His beautiful body is borne in this circling eddies....it is continually
bruised on rocks,
Swiftly and out of sight is borne the brave corpse.
And through his empathy, Whitman sees himself as the swimmer and through poetry becomes the swimmer as much as the witness. All of us in the foam. All of us swimming through randomness. Bound by our common struggle. Illuminated by our undaunted courage. Holding out against forces beyond our control.
I rediscovered sepia this weekend. I like how sepia suggests that this image is of the past. A past moment suspended in the now. A ’54 Chevy suspended on this page. Lately, I’ve had this recurring thought that wherever I go, the moment has passed by already. And time appears to me like a shadow-line moving over what was in the light and I’m standing at that line mesmerized at the movement itself. Paralyzed by thoughts about the experience of time.

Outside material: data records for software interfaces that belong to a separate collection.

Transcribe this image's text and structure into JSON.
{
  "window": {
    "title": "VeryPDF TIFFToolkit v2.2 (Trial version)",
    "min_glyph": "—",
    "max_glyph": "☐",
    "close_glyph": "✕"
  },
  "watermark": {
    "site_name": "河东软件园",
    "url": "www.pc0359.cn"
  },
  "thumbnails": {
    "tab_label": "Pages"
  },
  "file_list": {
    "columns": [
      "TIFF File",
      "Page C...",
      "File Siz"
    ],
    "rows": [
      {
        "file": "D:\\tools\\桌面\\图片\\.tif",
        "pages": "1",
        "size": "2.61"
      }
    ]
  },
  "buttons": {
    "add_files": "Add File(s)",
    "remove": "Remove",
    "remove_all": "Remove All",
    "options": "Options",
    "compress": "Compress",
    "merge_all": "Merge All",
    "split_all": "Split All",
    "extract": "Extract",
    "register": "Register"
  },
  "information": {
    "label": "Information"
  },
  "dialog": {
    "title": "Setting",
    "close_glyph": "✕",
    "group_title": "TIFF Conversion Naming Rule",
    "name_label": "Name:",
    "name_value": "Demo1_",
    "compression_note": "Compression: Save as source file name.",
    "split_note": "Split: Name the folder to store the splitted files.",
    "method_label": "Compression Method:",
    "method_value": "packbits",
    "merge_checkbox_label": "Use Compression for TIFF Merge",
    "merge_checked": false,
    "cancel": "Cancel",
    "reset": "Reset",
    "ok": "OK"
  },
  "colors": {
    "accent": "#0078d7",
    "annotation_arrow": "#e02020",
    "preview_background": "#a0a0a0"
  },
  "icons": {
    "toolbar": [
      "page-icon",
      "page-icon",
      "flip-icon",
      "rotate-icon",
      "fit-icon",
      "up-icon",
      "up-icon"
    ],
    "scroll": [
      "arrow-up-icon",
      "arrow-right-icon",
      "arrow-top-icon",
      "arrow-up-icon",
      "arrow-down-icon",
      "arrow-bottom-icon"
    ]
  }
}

Then the illusion is blown by a row of city bikes in the background. The 1954 feel / time bleeding out of the main object betrayed. I remember the point Roland Barthes made so well about a photograph being more akin to a hallucination than any kind of memory (actually a counter-memory that blocks memory). His quote from Camera Lucida about what a photograph is has always struck me as closest in my experience, “The photograph becomes a bizarre medium a new form of hallucination. False on the level of perception True on the level of time: a temporal hallucination, so to speak, a modest, shared hallucination (on the one hand “it is not there,” on the other “but it has indeed been”): a mad image, chafed by reality.”
Photographs. Our dear sweet little false memories. As yummy as apple pie with a little hot pepper in it. I’ve always felt this push-pull from photographs. And I feel it when I photograph. Something maddeningly ordinary but also hints of something gone awry. The maddest image tries to tell you that it’s as normal as a car parked on the street. Even objects and places tell us how they want to be seen.
The more experimental or expressive the photograph, actually the less mad it appears to me! Closer to its medium as an image-maker rather than a truth-teller. The utterly mundane being most mad of all. But who doesn’t love madness in art? And that might be why some artists like me tend to be most mundane of all. Blending in. Hiding to better witness the mesmerizing shadow-line of time.